• [Problem description]:
Everything in the entries except the pictures should be copied exactly.

(Exercise materials begins)

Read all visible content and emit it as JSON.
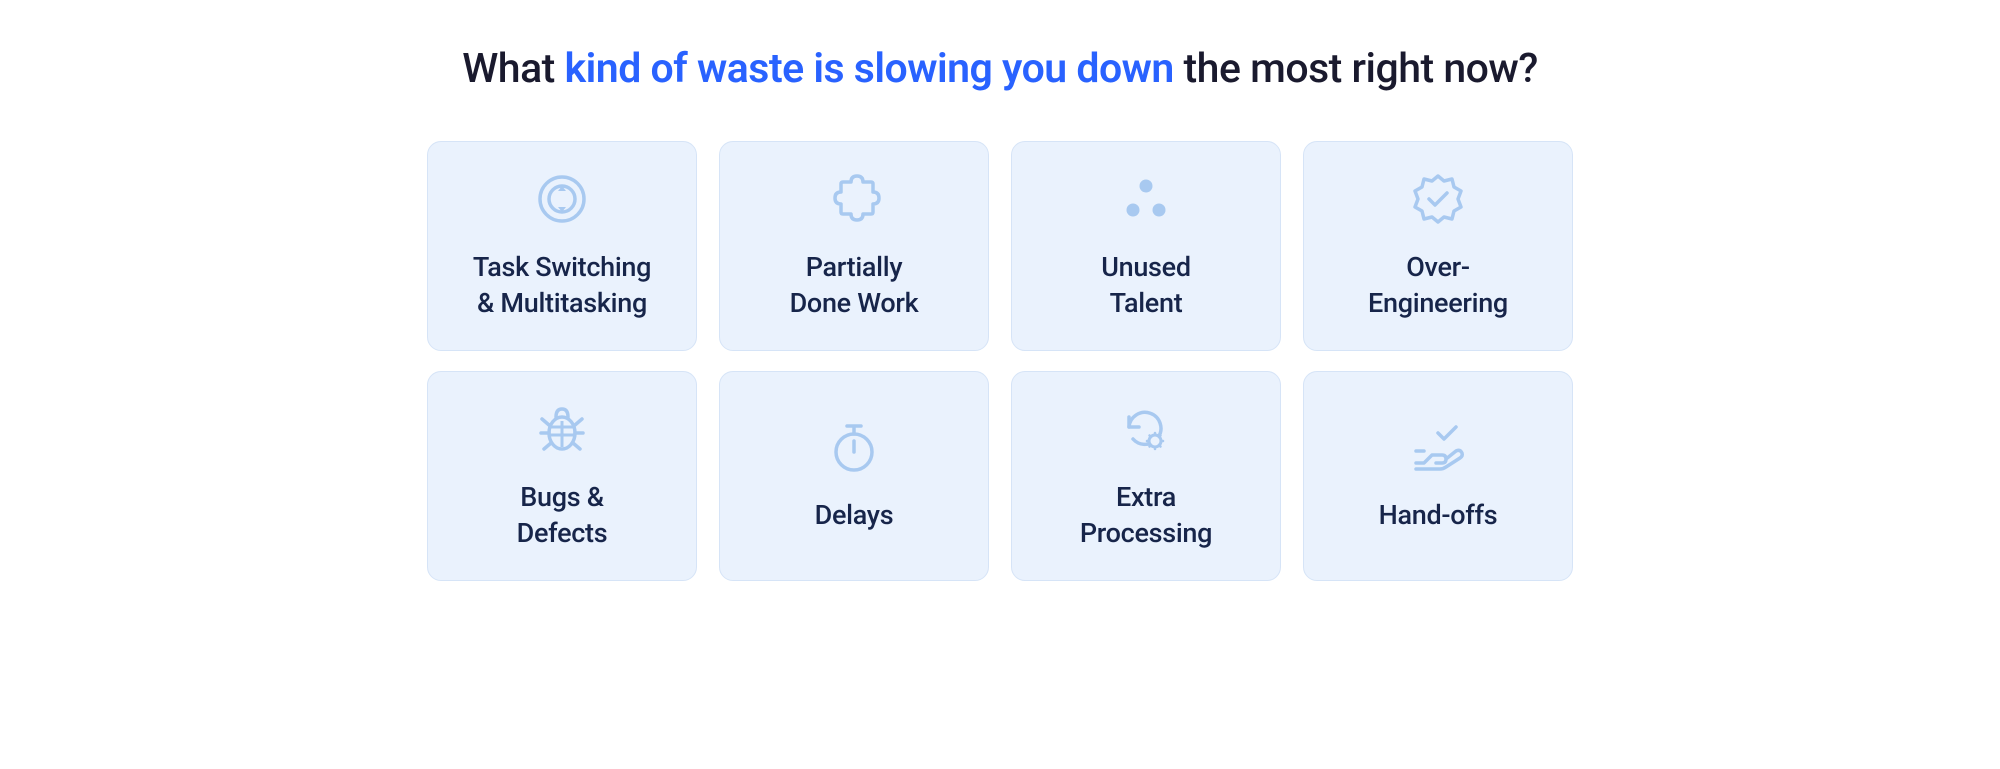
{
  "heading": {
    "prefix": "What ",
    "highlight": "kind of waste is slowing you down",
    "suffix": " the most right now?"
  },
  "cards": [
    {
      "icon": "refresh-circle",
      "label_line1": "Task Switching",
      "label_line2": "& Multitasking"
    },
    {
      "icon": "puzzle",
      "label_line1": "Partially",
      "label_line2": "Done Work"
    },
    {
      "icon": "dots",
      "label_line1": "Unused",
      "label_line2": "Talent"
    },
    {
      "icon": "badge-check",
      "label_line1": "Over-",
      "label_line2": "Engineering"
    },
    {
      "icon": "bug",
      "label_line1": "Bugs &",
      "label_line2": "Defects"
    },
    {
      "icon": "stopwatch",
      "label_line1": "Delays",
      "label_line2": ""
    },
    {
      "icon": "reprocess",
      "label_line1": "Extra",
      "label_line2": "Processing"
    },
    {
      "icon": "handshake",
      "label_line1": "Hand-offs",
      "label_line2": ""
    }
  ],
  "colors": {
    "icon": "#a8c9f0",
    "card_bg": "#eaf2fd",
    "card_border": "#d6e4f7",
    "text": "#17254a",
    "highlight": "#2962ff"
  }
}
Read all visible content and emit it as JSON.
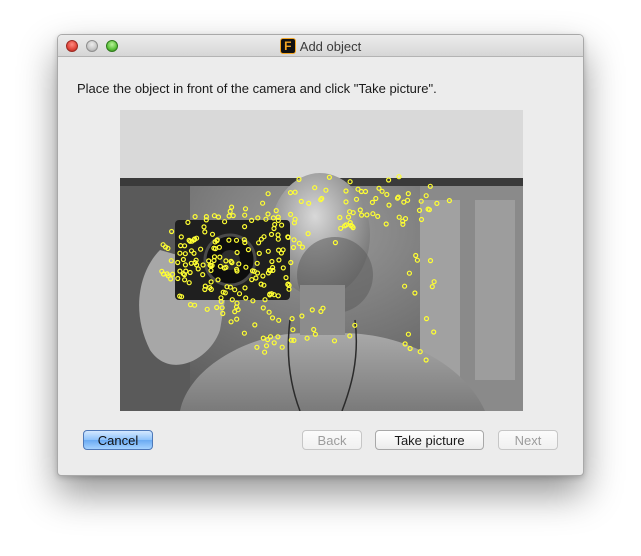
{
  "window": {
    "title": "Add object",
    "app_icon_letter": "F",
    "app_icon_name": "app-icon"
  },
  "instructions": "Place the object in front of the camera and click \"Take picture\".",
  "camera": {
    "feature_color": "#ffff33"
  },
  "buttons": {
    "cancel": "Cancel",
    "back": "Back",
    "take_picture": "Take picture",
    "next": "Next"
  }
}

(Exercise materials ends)

• [Solution to the exercise]:
Read all visible content and emit it as JSON.
{
  "heading": {
    "prefix": "What ",
    "highlight": "kind of waste is slowing you down",
    "suffix": " the most right now?"
  },
  "cards": [
    {
      "icon": "refresh-circle",
      "label_line1": "Task Switching",
      "label_line2": "& Multitasking"
    },
    {
      "icon": "puzzle",
      "label_line1": "Partially",
      "label_line2": "Done Work"
    },
    {
      "icon": "dots",
      "label_line1": "Unused",
      "label_line2": "Talent"
    },
    {
      "icon": "badge-check",
      "label_line1": "Over-",
      "label_line2": "Engineering"
    },
    {
      "icon": "bug",
      "label_line1": "Bugs &",
      "label_line2": "Defects"
    },
    {
      "icon": "stopwatch",
      "label_line1": "Delays",
      "label_line2": ""
    },
    {
      "icon": "reprocess",
      "label_line1": "Extra",
      "label_line2": "Processing"
    },
    {
      "icon": "handshake",
      "label_line1": "Hand-offs",
      "label_line2": ""
    }
  ],
  "colors": {
    "icon": "#a8c9f0",
    "card_bg": "#eaf2fd",
    "card_border": "#d6e4f7",
    "text": "#17254a",
    "highlight": "#2962ff"
  }
}
Read all visible content and emit it as JSON.
{
  "window": {
    "title": "Add object",
    "app_icon_letter": "F",
    "app_icon_name": "app-icon"
  },
  "instructions": "Place the object in front of the camera and click \"Take picture\".",
  "camera": {
    "feature_color": "#ffff33"
  },
  "buttons": {
    "cancel": "Cancel",
    "back": "Back",
    "take_picture": "Take picture",
    "next": "Next"
  }
}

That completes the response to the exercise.